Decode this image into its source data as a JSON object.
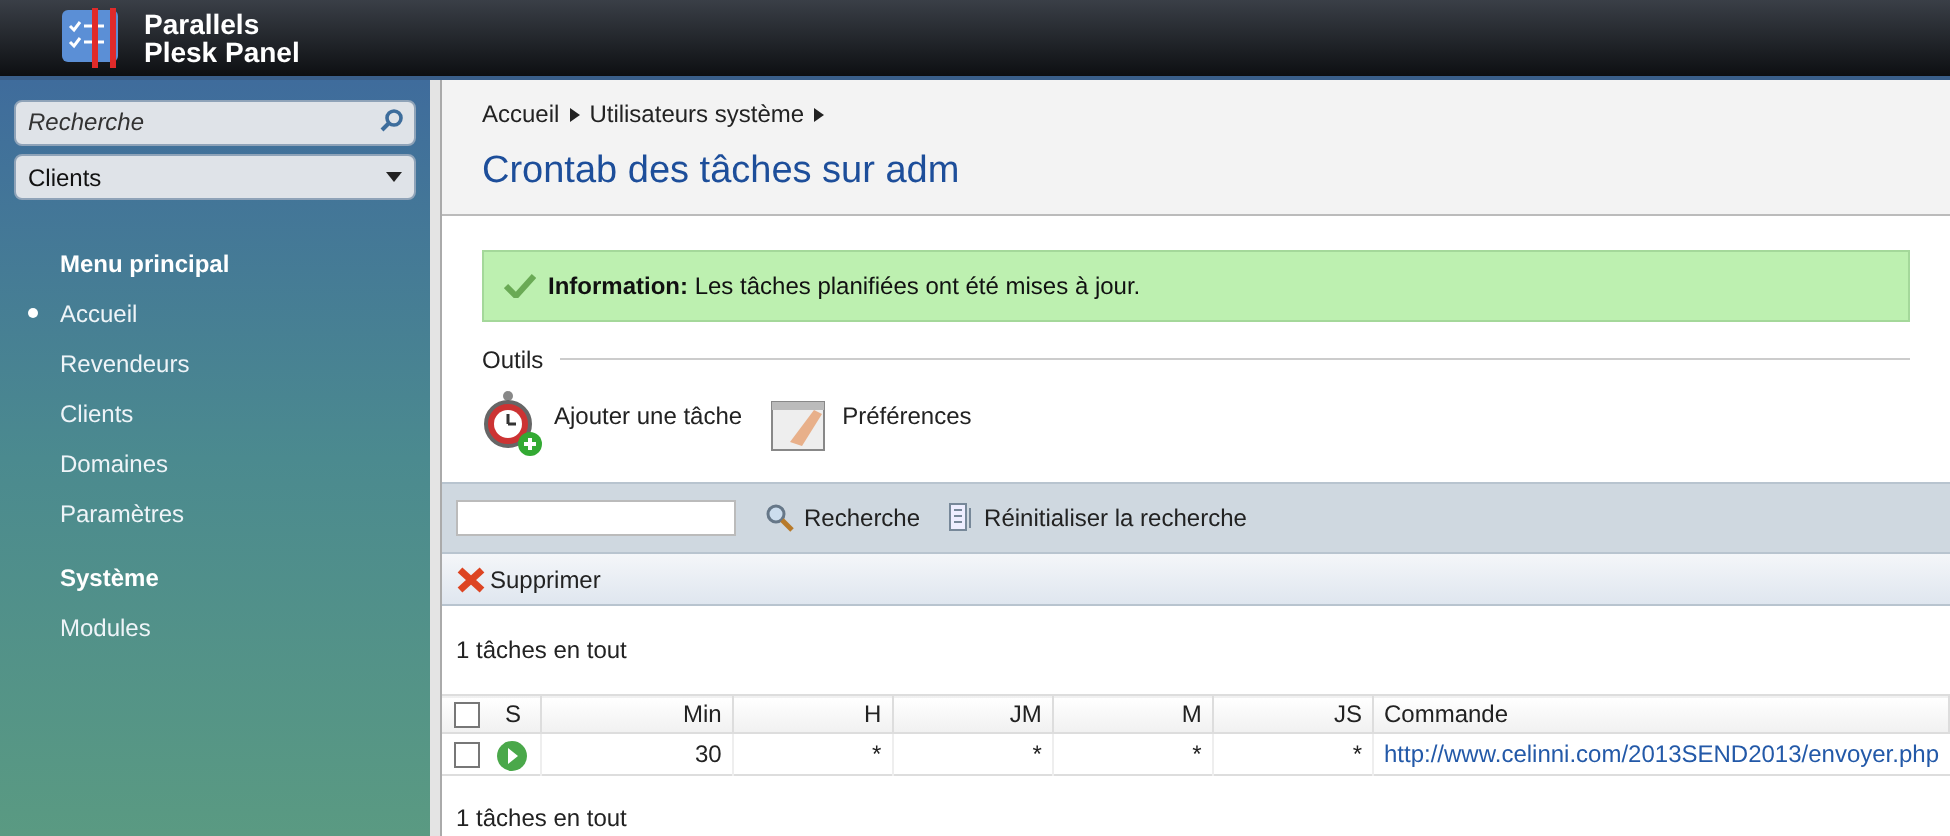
{
  "header": {
    "brand_line_1": "Parallels",
    "brand_line_2": "Plesk Panel"
  },
  "sidebar": {
    "search": {
      "placeholder": "Recherche"
    },
    "dropdown": {
      "value": "Clients"
    },
    "sections": [
      {
        "title": "Menu principal",
        "items": [
          {
            "label": "Accueil",
            "selected": true
          },
          {
            "label": "Revendeurs",
            "selected": false
          },
          {
            "label": "Clients",
            "selected": false
          },
          {
            "label": "Domaines",
            "selected": false
          },
          {
            "label": "Paramètres",
            "selected": false
          }
        ]
      },
      {
        "title": "Système",
        "items": [
          {
            "label": "Modules",
            "selected": false
          }
        ]
      }
    ]
  },
  "breadcrumb": [
    "Accueil",
    "Utilisateurs système"
  ],
  "title": "Crontab des tâches sur adm",
  "message": {
    "text": "**Information:** Les tâches planifiées ont été mises à jour."
  },
  "tools": {
    "title": "Outils",
    "items": [
      {
        "kind": "add",
        "label": "Ajouter une tâche"
      },
      {
        "kind": "prefs",
        "label": "Préférences"
      }
    ]
  },
  "search_bar": {
    "search_button": "Recherche",
    "reset_button": "Réinitialiser la recherche"
  },
  "delete_button": "Supprimer",
  "total_top": "1 tâches en tout",
  "table": {
    "all_checked": false,
    "columns": [
      "S",
      "Min",
      "H",
      "JM",
      "M",
      "JS",
      "Commande"
    ],
    "rows": [
      {
        "checked": false,
        "active": true,
        "cells": [
          "",
          "30",
          "*",
          "*",
          "*",
          "*",
          "http://www.celinni.com/2013SEND2013/envoyer.php"
        ]
      }
    ]
  },
  "total_bottom": "1 tâches en tout"
}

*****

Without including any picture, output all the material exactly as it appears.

> [OUTPUT FOR THIS EXERCISE]
Decode this image into its source data as a JSON object.
{
  "header": {
    "brand_line_1": "Parallels",
    "brand_line_2": "Plesk Panel"
  },
  "sidebar": {
    "search": {
      "placeholder": "Recherche"
    },
    "dropdown": {
      "value": "Clients"
    },
    "sections": [
      {
        "title": "Menu principal",
        "items": [
          {
            "label": "Accueil",
            "selected": true
          },
          {
            "label": "Revendeurs",
            "selected": false
          },
          {
            "label": "Clients",
            "selected": false
          },
          {
            "label": "Domaines",
            "selected": false
          },
          {
            "label": "Paramètres",
            "selected": false
          }
        ]
      },
      {
        "title": "Système",
        "items": [
          {
            "label": "Modules",
            "selected": false
          }
        ]
      }
    ]
  },
  "breadcrumb": [
    "Accueil",
    "Utilisateurs système"
  ],
  "title": "Crontab des tâches sur adm",
  "message": {
    "text": "**Information:** Les tâches planifiées ont été mises à jour."
  },
  "tools": {
    "title": "Outils",
    "items": [
      {
        "kind": "add",
        "label": "Ajouter une tâche"
      },
      {
        "kind": "prefs",
        "label": "Préférences"
      }
    ]
  },
  "search_bar": {
    "search_button": "Recherche",
    "reset_button": "Réinitialiser la recherche"
  },
  "delete_button": "Supprimer",
  "total_top": "1 tâches en tout",
  "table": {
    "all_checked": false,
    "columns": [
      "S",
      "Min",
      "H",
      "JM",
      "M",
      "JS",
      "Commande"
    ],
    "rows": [
      {
        "checked": false,
        "active": true,
        "cells": [
          "",
          "30",
          "*",
          "*",
          "*",
          "*",
          "http://www.celinni.com/2013SEND2013/envoyer.php"
        ]
      }
    ]
  },
  "total_bottom": "1 tâches en tout"
}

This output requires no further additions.